  • Halawi, Ahmad, Brigham and Women's Hospital, Boston, Massachusetts, United States
  • Younis, Nour Khaled, Brigham and Women's Hospital, Boston, Massachusetts, United States
  • Solhjou, Zhabiz, Brigham and Women's Hospital, Boston, Massachusetts, United States
  • Macedo, Camila, UPMC, Pittsburgh, Pennsylvania, United States
  • Skog, Johan, Exosome Diagnostics, Waltham, Massachusetts, United States
  • Azzi, Jamil R., Brigham and Women's Hospital, Boston, Massachusetts, United States

Group or Team Name

  • Transplant Research Center, Brigham and Women's Hospital
Background

Traditional biomarkers currently used to monitor kidney allograft rejection are late markers of injury, and lack sensitivity and specificity. Biopsies are invasive and costly. Urinary exosomes are nanoscale extracellular vesicles. They are released from kidney cells, and contain a payload of proteins and nucleic acids that reflect the physiology of the parent cells. Their potential to serve as a liquid biopsy and biomarker for post-transplant rejection has recently been investigated.

Methods

We collected 411 urine samples from 366 patients undergoing for cause or management transplant kidney biopsy. Using a clinically validated platform for exosome isolation and analysis, a transcript of 17 gene targets, previously determined by us to be associated with kidney rejection, were pre-amplified and evaluated by RT-qPCR. Machine learning was applied to the training cohort data to determine an optimal algorithm for detecting kidney rejection.

Results

The prevalence of any-cause rejection among the for-cause and the management biopsy group were 36.3% and 22.2%, respectively. In the for-cause biopsy group, we identified a linear SVM classifier of 3 mRNA features (IL32, B2M, and CXCL11) that distinguishes any-cause rejection from no rejection, achieving an AUC of 0.731, with a sensitivity and an NPV of 93%. This shows the potential to save 43% of unnecessary biopsies. In the management-biopsy group, we identified a classifier that distinguishes any-cause rejection from no rejection, achieving an AUC of 0.781, with a sensitivity of 93% and an NPV of 97%. We are further evaluating the role of significant underlying inflammation determined by biopsy, such as moderate to significant lymphocytic infiltration, interstitial nephritis (BKV nephritis or AIN), glomerulopathy or immune complex deposition, in the classification of samples that are rejection negative by biopsy.

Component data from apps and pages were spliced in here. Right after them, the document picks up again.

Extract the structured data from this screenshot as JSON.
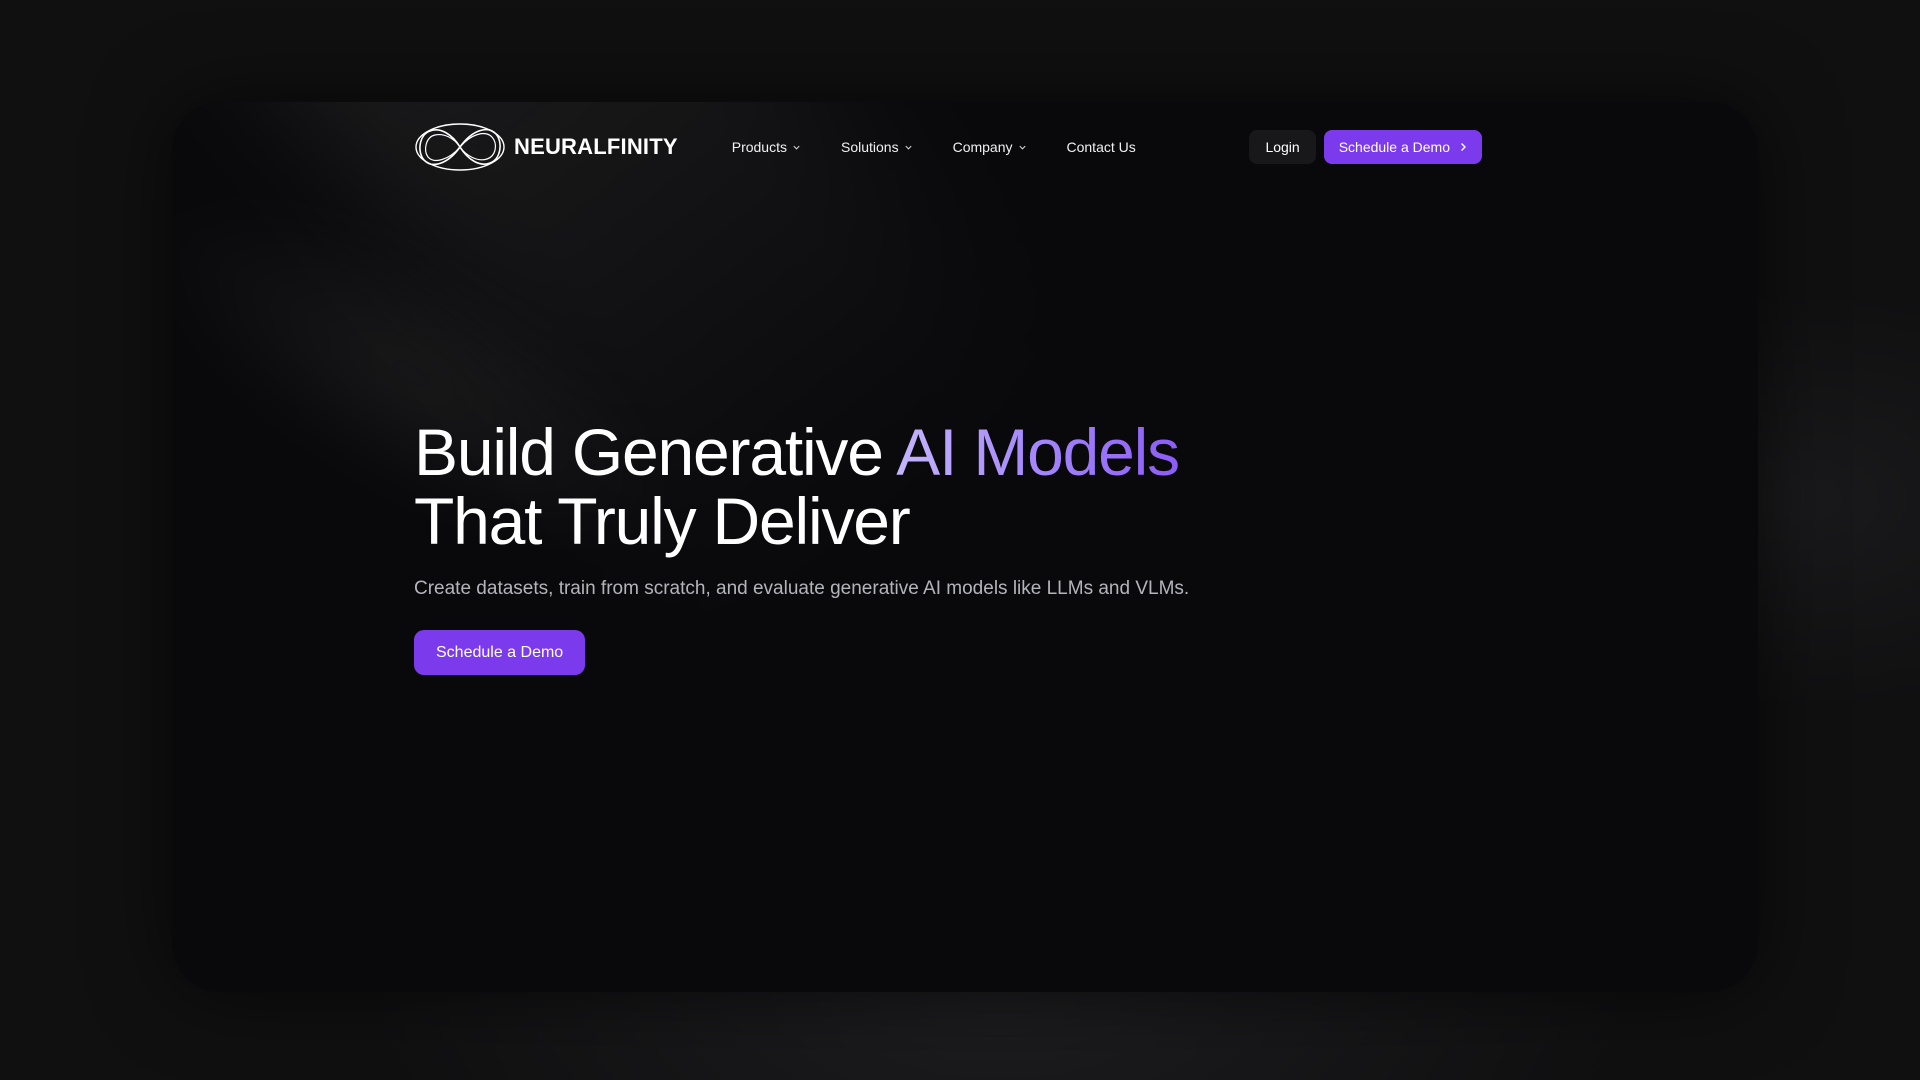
{
  "brand": {
    "name": "NEURALFINITY",
    "logo_icon": "infinity-logo-icon"
  },
  "nav": {
    "items": [
      {
        "label": "Products",
        "has_dropdown": true
      },
      {
        "label": "Solutions",
        "has_dropdown": true
      },
      {
        "label": "Company",
        "has_dropdown": true
      },
      {
        "label": "Contact Us",
        "has_dropdown": false
      }
    ],
    "login_label": "Login",
    "demo_label": "Schedule a Demo"
  },
  "hero": {
    "title_part1": "Build Generative ",
    "title_accent": "AI Models",
    "title_line2": "That Truly Deliver",
    "subtitle": "Create datasets, train from scratch, and evaluate generative AI models like LLMs and VLMs.",
    "cta_label": "Schedule a Demo"
  },
  "colors": {
    "background": "#09090b",
    "accent": "#7c3aed",
    "accent_gradient_start": "#c4b5fd",
    "accent_gradient_end": "#8b5cf6"
  }
}
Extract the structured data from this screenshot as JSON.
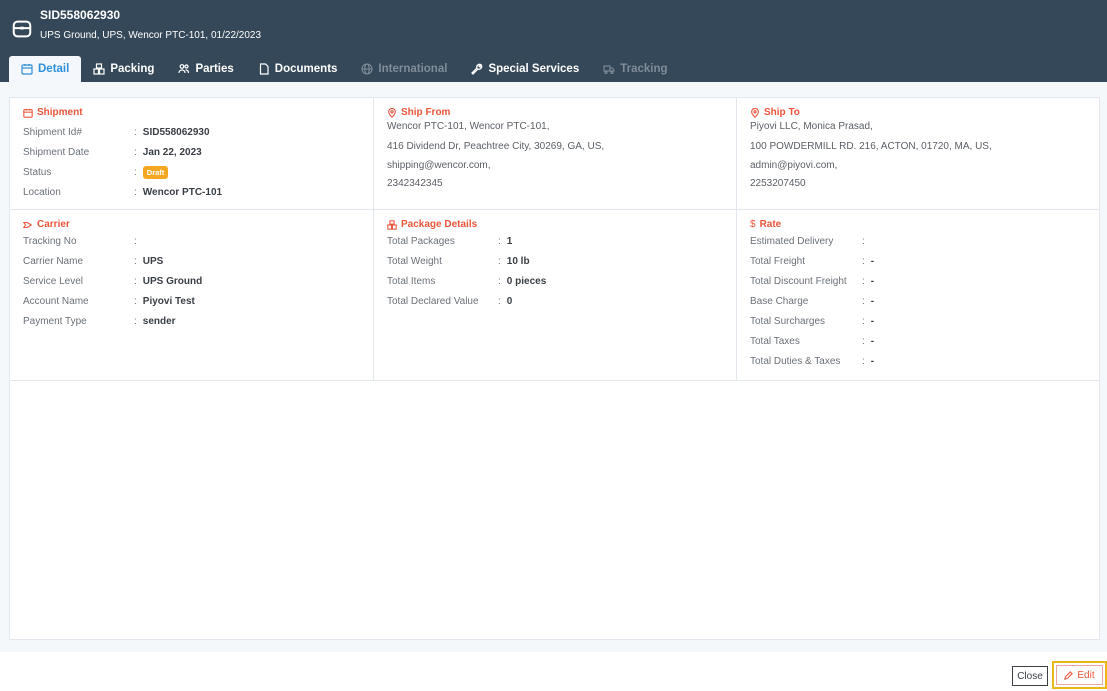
{
  "header": {
    "title": "SID558062930",
    "subtitle": "UPS Ground, UPS, Wencor PTC-101, 01/22/2023",
    "icon": "package-icon"
  },
  "tabs": [
    {
      "label": "Detail",
      "icon": "calendar-icon",
      "state": "active"
    },
    {
      "label": "Packing",
      "icon": "boxes-icon",
      "state": "normal"
    },
    {
      "label": "Parties",
      "icon": "people-icon",
      "state": "normal"
    },
    {
      "label": "Documents",
      "icon": "document-icon",
      "state": "normal"
    },
    {
      "label": "International",
      "icon": "globe-icon",
      "state": "disabled"
    },
    {
      "label": "Special Services",
      "icon": "wrench-icon",
      "state": "normal"
    },
    {
      "label": "Tracking",
      "icon": "truck-icon",
      "state": "disabled"
    }
  ],
  "shipment": {
    "title": "Shipment",
    "id_label": "Shipment Id#",
    "id_value": "SID558062930",
    "date_label": "Shipment Date",
    "date_value": "Jan 22, 2023",
    "status_label": "Status",
    "status_value": "Draft",
    "location_label": "Location",
    "location_value": "Wencor PTC-101"
  },
  "ship_from": {
    "title": "Ship From",
    "line1": "Wencor PTC-101, Wencor PTC-101,",
    "line2": "416 Dividend Dr, Peachtree City, 30269, GA, US,",
    "line3": "shipping@wencor.com,",
    "line4": "2342342345"
  },
  "ship_to": {
    "title": "Ship To",
    "line1": "Piyovi LLC, Monica Prasad,",
    "line2": "100 POWDERMILL RD. 216, ACTON, 01720, MA, US,",
    "line3": "admin@piyovi.com,",
    "line4": "2253207450"
  },
  "carrier": {
    "title": "Carrier",
    "tracking_label": "Tracking No",
    "tracking_value": "",
    "name_label": "Carrier Name",
    "name_value": "UPS",
    "service_label": "Service Level",
    "service_value": "UPS Ground",
    "account_label": "Account Name",
    "account_value": "Piyovi Test",
    "payment_label": "Payment Type",
    "payment_value": "sender"
  },
  "package": {
    "title": "Package Details",
    "packages_label": "Total Packages",
    "packages_value": "1",
    "weight_label": "Total Weight",
    "weight_value": "10 lb",
    "items_label": "Total Items",
    "items_value": "0 pieces",
    "declared_label": "Total Declared Value",
    "declared_value": "0"
  },
  "rate": {
    "title": "Rate",
    "delivery_label": "Estimated Delivery",
    "delivery_value": "",
    "freight_label": "Total Freight",
    "freight_value": "-",
    "discount_label": "Total Discount Freight",
    "discount_value": "-",
    "base_label": "Base Charge",
    "base_value": "-",
    "surcharges_label": "Total Surcharges",
    "surcharges_value": "-",
    "taxes_label": "Total Taxes",
    "taxes_value": "-",
    "duties_label": "Total Duties & Taxes",
    "duties_value": "-"
  },
  "footer": {
    "close_label": "Close",
    "edit_label": "Edit"
  },
  "colors": {
    "header_bg": "#354859",
    "accent": "#e8563b",
    "active_tab": "#2f8fd8",
    "badge": "#f5a623",
    "highlight": "#e8b818"
  }
}
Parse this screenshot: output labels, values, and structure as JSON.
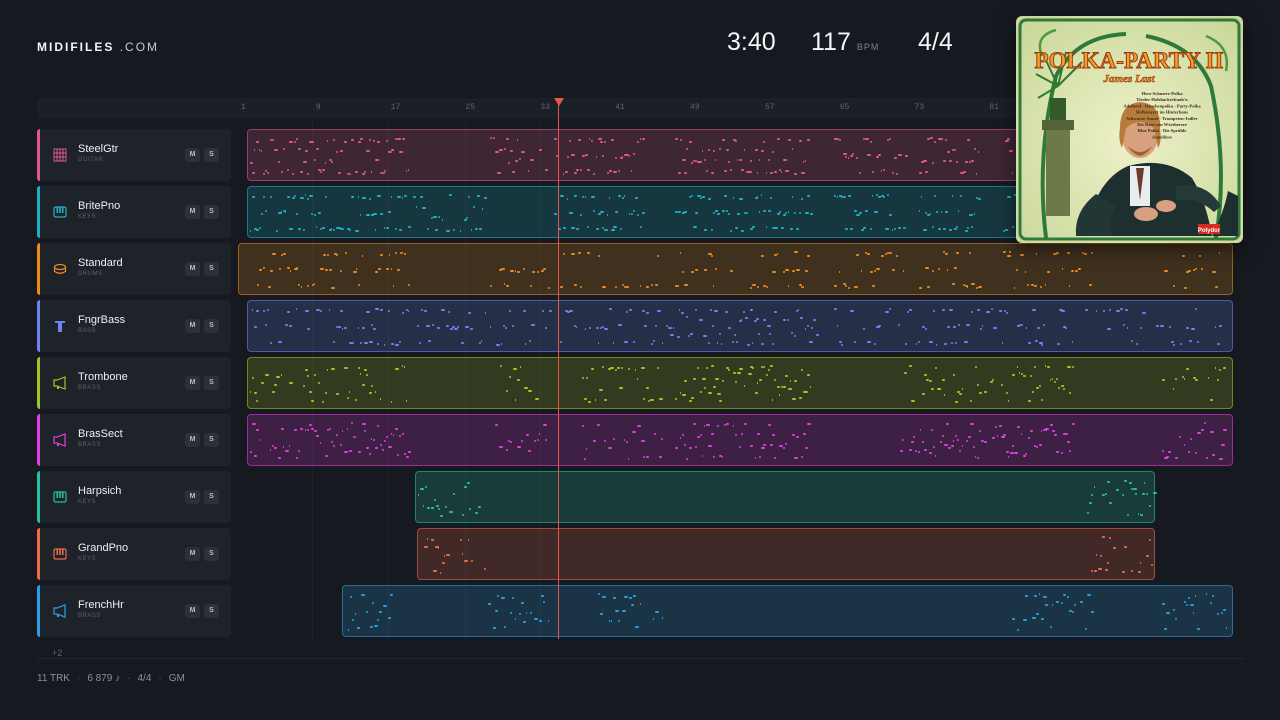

Conclusion

mRNA signatures derived from urinary exosomes represent a powerful and non-invasive tool to assess kidney allograft rejection, detect early renal allograft rejection and support clinicians in therapeutic decisions. This signature holds strong potential for diagnostic use, to be further demonstrated in a prospective clinical setting.

Funding

  • Other NIH Support